Thanks for all the feedback on the T‑Shirt designs for my forthcoming walk from Parliament House to Mt Kosciuszko. I must admit I was a bit surprised by how many people were opposed to the distorted text, but I take the point (of course, there were some who were strongly in favour of it).
And I do also want to have some fun–it isn’t all sour grapes! As someone who has done graphic design at various stages in my life, I like the look of the “fit text to curve” text–it’s the T‑shirt I’d like to have in my collection. So what I’ve decided to do is to produce at least 4 of the 5 T‑shirts shown below, two of which have text fitted to the curves, and three of which do not.
In one of the text-to-curve cases, the text is easily legible–unlike the earlier design with US, Japanese and Australian house prices where the text overlapped; in the second, it’s an effort to read, partly because of the coloured text–but I want at least one shirt with a full range of colours.
I’ll alternate wearing the T‑shirts on different days and stages of The Walk, and I will suggest to the (so far) three people who are going to do the whole route with me that we each wear one of them at the start at Parliament House.

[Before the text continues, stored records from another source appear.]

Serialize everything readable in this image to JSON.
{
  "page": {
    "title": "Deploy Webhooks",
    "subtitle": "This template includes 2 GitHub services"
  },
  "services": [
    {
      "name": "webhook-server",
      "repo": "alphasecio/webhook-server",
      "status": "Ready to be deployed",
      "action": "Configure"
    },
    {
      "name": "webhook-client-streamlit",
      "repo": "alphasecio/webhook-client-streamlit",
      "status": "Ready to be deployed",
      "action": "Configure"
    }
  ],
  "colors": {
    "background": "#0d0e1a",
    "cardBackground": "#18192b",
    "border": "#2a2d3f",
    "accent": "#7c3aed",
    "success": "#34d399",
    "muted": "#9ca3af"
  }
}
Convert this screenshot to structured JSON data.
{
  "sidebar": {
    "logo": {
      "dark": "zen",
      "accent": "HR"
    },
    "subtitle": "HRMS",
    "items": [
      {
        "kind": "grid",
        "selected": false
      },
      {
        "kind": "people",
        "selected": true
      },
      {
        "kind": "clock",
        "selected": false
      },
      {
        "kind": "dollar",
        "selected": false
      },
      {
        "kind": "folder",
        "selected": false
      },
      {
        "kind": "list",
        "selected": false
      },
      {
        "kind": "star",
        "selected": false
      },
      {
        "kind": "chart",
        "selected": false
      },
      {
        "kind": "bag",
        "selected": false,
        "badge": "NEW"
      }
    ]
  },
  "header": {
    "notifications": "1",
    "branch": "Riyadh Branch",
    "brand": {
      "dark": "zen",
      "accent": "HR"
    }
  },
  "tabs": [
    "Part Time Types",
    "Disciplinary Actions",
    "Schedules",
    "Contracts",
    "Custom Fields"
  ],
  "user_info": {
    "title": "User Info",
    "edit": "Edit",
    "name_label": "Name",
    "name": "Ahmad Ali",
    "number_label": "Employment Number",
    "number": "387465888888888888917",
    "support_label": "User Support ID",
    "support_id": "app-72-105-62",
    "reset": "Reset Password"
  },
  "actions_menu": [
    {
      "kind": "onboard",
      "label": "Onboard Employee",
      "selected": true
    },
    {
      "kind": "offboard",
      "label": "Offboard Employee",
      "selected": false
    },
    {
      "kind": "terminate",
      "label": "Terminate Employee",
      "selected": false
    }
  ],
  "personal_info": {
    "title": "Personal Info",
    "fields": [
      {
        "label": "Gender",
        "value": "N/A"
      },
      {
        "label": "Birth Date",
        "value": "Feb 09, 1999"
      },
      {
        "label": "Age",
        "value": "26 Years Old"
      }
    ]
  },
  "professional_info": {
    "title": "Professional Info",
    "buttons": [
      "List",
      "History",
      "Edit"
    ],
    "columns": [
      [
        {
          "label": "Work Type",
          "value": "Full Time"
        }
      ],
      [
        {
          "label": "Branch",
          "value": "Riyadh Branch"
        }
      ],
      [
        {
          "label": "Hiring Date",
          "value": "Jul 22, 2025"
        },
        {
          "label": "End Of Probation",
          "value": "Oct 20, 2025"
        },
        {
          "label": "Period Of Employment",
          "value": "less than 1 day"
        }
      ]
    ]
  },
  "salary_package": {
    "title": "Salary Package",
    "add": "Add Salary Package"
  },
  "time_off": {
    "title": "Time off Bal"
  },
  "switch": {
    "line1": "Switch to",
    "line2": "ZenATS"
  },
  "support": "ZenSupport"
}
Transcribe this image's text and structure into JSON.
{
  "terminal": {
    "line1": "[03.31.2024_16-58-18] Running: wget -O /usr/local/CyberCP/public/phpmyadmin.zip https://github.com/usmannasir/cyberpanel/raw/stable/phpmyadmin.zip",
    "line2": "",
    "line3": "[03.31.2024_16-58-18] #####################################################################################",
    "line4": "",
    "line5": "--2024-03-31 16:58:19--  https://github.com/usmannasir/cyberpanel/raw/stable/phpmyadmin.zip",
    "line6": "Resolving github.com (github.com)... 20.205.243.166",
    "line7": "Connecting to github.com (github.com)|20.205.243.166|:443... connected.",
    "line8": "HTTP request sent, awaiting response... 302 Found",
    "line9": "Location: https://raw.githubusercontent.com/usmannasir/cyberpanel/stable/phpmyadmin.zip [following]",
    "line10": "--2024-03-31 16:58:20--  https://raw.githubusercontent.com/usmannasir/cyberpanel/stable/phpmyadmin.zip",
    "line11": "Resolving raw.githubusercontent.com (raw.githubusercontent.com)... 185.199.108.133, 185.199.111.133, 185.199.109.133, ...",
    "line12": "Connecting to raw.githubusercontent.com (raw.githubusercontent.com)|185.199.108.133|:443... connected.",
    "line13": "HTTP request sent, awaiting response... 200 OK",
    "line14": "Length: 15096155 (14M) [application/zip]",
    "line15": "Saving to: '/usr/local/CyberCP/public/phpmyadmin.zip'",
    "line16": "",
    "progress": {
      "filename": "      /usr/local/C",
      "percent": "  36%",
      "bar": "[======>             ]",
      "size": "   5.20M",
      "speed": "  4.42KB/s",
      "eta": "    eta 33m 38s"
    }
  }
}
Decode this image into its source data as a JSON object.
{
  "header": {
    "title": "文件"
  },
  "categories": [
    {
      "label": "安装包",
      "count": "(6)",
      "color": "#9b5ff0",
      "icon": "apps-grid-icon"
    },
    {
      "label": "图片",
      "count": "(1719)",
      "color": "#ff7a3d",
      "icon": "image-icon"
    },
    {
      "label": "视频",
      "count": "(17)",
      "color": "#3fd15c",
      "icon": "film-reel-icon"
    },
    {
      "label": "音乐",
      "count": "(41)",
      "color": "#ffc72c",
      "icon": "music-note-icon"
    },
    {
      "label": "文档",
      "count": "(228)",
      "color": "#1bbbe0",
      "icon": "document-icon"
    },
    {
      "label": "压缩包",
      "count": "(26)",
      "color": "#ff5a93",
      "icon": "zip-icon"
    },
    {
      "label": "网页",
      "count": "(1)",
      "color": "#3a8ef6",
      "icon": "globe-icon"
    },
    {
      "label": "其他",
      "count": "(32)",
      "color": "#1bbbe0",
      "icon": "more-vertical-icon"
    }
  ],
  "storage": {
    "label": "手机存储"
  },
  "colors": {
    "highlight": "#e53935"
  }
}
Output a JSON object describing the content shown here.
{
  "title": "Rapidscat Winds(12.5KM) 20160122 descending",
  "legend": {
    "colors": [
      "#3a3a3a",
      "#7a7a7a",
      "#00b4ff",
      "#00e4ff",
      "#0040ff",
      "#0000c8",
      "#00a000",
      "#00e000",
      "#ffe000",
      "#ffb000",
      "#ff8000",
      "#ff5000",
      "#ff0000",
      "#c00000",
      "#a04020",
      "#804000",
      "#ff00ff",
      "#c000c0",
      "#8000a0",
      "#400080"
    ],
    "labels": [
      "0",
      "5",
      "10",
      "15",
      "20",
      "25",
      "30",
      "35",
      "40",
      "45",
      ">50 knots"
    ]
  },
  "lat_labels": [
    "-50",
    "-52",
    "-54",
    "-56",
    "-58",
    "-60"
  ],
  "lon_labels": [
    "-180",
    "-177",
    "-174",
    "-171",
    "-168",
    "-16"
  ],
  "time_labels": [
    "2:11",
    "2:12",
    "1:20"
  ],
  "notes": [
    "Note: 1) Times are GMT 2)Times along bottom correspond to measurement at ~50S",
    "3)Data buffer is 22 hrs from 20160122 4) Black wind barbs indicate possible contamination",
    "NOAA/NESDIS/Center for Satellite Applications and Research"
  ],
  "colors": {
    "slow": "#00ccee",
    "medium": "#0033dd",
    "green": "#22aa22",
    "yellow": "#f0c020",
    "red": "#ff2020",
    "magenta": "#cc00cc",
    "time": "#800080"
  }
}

I have also changed to the modern and linguistically accurate spelling of Kosciuszko, and I’ve added the references to the two blogs on the front of the shirt as well as the back, following suggestions from the blog.
Each of the shirts has a graphic to tell part of the story about why we’ve had a house price bubble–debt, government manipulation with the FHVG, and time. There were one or two suggestions about doing the T‑shirt with just words (and adding an answer to the question).
I’d prefer to keep some information content in them that may be relevant in a future when the bet itself is no longer remembered.
All that makes the T‑shirts rather busy–which detracts from the aesthetics–but in the balance between information and appearance, I’ll bias in favour of the former.
The only shirt I’m unsure of is the last, showing mortgage debt to both household disposable incomes and GDP (the reason I have both there is that the fall in the ratio to disposable income at the end was because the impact of the government’s stimulus package and RBA rate cuts on household disposable income was actually larger than the increase in mortgage debt caused by the FHVB; that’s why that ratio fell while the mortgage debt to GDP ratio rose).
So the five designs are: